The famine, evidently, was no longer a problem, but the promised royal marriage remained a rather substantial dilemma. I had entertained a naïve notion of bodily dragging the devil before my master and revealing her true nature, but I had come to appreciate that this was enormously impracticable, what with orchards and mountains and mills and chamber upon chamber upon chamber to traverse, back into sunlight. As robust and powerful as my new form was, I did not believe I could go through all of that again with a full-sized human in tow, even if it was not, in fact, truly a human.
It is with some shame that I recount what I did next. Surely there must have been some more intelligent, more dignified way to accomplish my purpose, but instead of devising such, I simply bit the devil’s head off and, clutching it in my tremendous maw and sharp teeth, fled.
“AH, MY FAITHFUL companion, where have you been for so long?” the king cried, upon my eventual return to the palace.
This was very like him, to greet me with affectionate alacrity while apparently ignoring the grisly head that I dropped at his feet, panting.
It was only after his niece had uttered a muffled shriek and fainted gracefully to the polished floor that he seemed to take notice. “What is this? Oh, Pan Gu, what have you done to my promised bride?!”
Having had much time and many reasons, by then, to have explored the full extent of my new abilities, I barked three times.
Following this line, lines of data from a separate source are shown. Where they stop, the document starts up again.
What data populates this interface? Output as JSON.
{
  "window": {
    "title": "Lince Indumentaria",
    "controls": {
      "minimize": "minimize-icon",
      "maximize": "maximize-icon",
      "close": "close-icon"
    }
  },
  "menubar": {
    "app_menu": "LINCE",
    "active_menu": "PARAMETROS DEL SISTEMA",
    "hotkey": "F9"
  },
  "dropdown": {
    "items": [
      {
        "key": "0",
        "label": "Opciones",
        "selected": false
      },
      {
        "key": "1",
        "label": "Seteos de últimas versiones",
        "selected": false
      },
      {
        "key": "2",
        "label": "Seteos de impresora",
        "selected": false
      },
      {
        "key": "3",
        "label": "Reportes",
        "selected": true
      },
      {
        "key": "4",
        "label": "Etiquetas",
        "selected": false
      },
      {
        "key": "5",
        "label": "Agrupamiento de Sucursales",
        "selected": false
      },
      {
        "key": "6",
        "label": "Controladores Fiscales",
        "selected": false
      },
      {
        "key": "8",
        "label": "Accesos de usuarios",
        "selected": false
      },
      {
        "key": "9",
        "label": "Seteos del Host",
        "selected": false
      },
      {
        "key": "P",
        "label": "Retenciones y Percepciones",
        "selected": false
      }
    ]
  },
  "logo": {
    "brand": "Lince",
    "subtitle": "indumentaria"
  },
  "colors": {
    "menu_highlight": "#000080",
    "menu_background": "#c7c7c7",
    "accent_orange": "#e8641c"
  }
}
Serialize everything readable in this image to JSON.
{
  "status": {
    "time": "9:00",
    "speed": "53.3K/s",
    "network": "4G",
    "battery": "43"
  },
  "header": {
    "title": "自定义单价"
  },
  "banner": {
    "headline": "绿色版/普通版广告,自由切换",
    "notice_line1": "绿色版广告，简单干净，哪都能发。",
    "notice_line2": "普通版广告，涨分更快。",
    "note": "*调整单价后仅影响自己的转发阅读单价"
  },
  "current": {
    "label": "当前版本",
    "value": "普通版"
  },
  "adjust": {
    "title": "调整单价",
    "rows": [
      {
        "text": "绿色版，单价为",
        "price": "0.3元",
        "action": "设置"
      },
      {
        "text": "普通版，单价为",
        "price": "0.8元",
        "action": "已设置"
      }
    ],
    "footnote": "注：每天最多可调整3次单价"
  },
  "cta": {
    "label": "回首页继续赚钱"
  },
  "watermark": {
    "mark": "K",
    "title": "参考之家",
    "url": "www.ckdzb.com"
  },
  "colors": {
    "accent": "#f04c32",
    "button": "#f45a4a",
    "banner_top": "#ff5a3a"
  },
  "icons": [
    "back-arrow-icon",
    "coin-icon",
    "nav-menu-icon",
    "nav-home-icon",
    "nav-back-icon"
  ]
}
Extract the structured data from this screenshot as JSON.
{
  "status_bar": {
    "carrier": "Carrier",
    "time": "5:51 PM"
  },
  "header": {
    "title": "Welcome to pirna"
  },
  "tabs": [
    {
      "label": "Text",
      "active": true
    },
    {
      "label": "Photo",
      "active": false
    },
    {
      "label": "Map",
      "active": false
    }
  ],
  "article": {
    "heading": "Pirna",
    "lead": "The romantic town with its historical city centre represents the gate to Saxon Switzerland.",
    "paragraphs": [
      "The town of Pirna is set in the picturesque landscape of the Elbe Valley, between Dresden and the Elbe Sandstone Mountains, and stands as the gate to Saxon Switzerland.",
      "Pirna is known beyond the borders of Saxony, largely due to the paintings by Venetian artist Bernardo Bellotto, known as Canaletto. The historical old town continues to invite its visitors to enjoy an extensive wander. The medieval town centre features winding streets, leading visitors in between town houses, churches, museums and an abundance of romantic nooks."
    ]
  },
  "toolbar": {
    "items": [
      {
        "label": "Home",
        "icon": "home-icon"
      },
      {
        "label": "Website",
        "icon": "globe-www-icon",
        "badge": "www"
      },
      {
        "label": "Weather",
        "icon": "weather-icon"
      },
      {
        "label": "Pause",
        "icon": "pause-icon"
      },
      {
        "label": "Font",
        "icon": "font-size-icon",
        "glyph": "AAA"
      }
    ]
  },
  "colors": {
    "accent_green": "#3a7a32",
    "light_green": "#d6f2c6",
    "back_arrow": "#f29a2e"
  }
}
The seeming of the beautiful woman – at least, I can only assume that she was meant to have been beautiful – disappeared, to be replaced with the true, hideous visage of the devil, which to this very day I cannot bring my powers of either speech or will to adequately describe.
“The famine was but a plot to marry you and thereafter steal your throne, Master,” I said.
“Pan Gu!” my master exclaimed, with somewhat mortifying amazement. “You can talk!”
Mindful once more of my courtly graces, I replied only, “It is my honor and privilege to do so, Your Majesty.”
“To think that such treachery could come from one so lovely,” he lamented, shaking his head in sorrow and evident failure, once more, to fully comprehend. “Ah, Pan Gu, if there only existed a woman with precisely your sterling qualities, I should gladly marry her instead.”
And so the next day, after I had fully explained to the king – and, more to the point, his ministers – what had happened, I awakened as a human woman, distressingly long of limb, virtually bare of fur, and worst of all, feebly blunt of tooth.
Perplexingly, I seemed to be the only one troubled by this occurrence.
I hastened, of course, to reassure His Majesty that I would not hold him to his word, but being a man of honor – if not always prudence – he was adamant, stating that, in any case, if there was any one being that he could be said to love above all others, it was surely myself.
For my part, I gazed at him with my new human eyes and saw him clearly for what he was: a fool, a blundering oaf, a great hairy beast of a man who would, with precious little hesitation, give himself and his kingdom away to some stranger he had never even laid eyes on previously.
Yet my heart, which seemed to have remained unchanged, saw him also as good, unflinchingly noble, so caring of his people that he would, with precious little hesitation, give himself and his kingdom away to some stranger he had never even laid eyes on previously, so long as he believed it was for their benefit.
And this, my pup, my cub, my darling girl, is why I am telling you this tale – so that you will know, as you grow from poppet to princess, the most important thing that I learned in my journey from inside a gourd to under the ground, from being an intruder in hell to becoming, eventually, Queen of Heaven.
Listen, then, and remember – some may have more wisdom, and some may have less, but love makes dogs of us all.